What makes this project innovative?
It can be very difficult to obtain credible and complete data in South Sudan. The conflict has disrupted data collection, in part by blocking access to some regions of the country, and the government invests very little in gathering or publishing economic data. However, the economic situation is a crucial element contributing to the flow of refugees into neighbouring countries. This project made use of data collected by the Food and Agriculture Organization of the United Nations, the government of South Sudan, and organizations distributing services on the ground. The reporting was also done by a freelancer working with limited resources. The goal of the story was to help quantify the problem and tell a story so often told through anecdotes from a refugee camp through the lens of the people who remained inside the country, relying on the data to provide the context.
What was the impact of your project? How did you measure it?
The greatest impact of this story was its ability to foster discussion on social media relating to South Sudan. The story elicited response from many analysts and organizations working on South Sudan, but also generated discussion about the complex causes of the movement of refugees.
Source and methodology
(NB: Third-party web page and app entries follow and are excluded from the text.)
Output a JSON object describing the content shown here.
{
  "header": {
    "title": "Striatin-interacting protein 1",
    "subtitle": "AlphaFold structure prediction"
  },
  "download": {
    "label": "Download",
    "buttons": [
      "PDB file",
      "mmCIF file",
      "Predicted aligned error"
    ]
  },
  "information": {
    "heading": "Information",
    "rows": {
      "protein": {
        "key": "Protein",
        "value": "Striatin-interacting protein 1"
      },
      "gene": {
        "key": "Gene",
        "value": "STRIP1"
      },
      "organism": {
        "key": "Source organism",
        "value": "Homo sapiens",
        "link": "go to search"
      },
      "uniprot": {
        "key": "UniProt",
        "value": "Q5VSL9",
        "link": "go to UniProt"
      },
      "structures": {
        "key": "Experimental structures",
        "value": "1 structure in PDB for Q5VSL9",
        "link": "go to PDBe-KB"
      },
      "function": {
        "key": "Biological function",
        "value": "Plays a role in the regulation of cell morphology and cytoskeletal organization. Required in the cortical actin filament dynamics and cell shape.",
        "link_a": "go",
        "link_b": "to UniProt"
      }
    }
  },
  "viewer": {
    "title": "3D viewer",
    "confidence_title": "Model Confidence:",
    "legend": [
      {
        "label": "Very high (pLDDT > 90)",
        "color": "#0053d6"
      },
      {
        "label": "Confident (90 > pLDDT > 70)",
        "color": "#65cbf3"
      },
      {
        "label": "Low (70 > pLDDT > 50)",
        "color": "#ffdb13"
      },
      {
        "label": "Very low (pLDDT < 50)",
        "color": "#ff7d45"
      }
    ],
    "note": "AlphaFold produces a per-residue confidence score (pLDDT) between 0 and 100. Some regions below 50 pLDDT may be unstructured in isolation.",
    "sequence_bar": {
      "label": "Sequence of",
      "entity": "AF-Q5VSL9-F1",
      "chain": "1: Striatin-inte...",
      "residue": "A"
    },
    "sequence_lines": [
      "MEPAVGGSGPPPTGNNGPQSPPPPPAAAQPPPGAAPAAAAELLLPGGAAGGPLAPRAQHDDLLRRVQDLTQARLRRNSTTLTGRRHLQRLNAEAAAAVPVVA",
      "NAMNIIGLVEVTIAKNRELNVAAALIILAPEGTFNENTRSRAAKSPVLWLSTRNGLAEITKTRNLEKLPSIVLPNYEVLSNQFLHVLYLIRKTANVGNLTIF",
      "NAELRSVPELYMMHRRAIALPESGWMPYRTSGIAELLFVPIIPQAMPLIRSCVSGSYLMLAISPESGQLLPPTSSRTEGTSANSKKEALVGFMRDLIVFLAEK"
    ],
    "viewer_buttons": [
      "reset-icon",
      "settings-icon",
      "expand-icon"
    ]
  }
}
The key source of data was gathered through accessing a site run by the United Nations and South Sudanese government, called CLIMIS, where weekly food price data is available to export. That site required a login at the time, which was obtained by the reporter. That data was analysed to find the largest changes in food prices, the places in the country in which prices had increased most dramatically, and compared with the black market exchange rate to see the relative cost in US dollars. Much of the data was incomplete or unreliable as it came from regions that had been disrupted by the conflict. In order to resolve that concern, the story relied on data from a few key markets located in the capital city, Juba, which was more comprehensive. The reporter analysed data from the five years since the start of the civil conflict. In order to develop an understanding of purchasing power, we also wanted to compare the rising food prices with salaries. Those were obtained by manually going through public budget pdf documents from the South Sudanese government, putting the salary rates into an Excel sheet, and comparing them to material provided by sources working in education and other fields. The salaries were then also converted into US dollars using the black market exchange rate, and then compared with the food price data from the same five-year period.
The analysis for this project was done using Excel pivot tables and charts, which were then recreated in-house for the published graphics.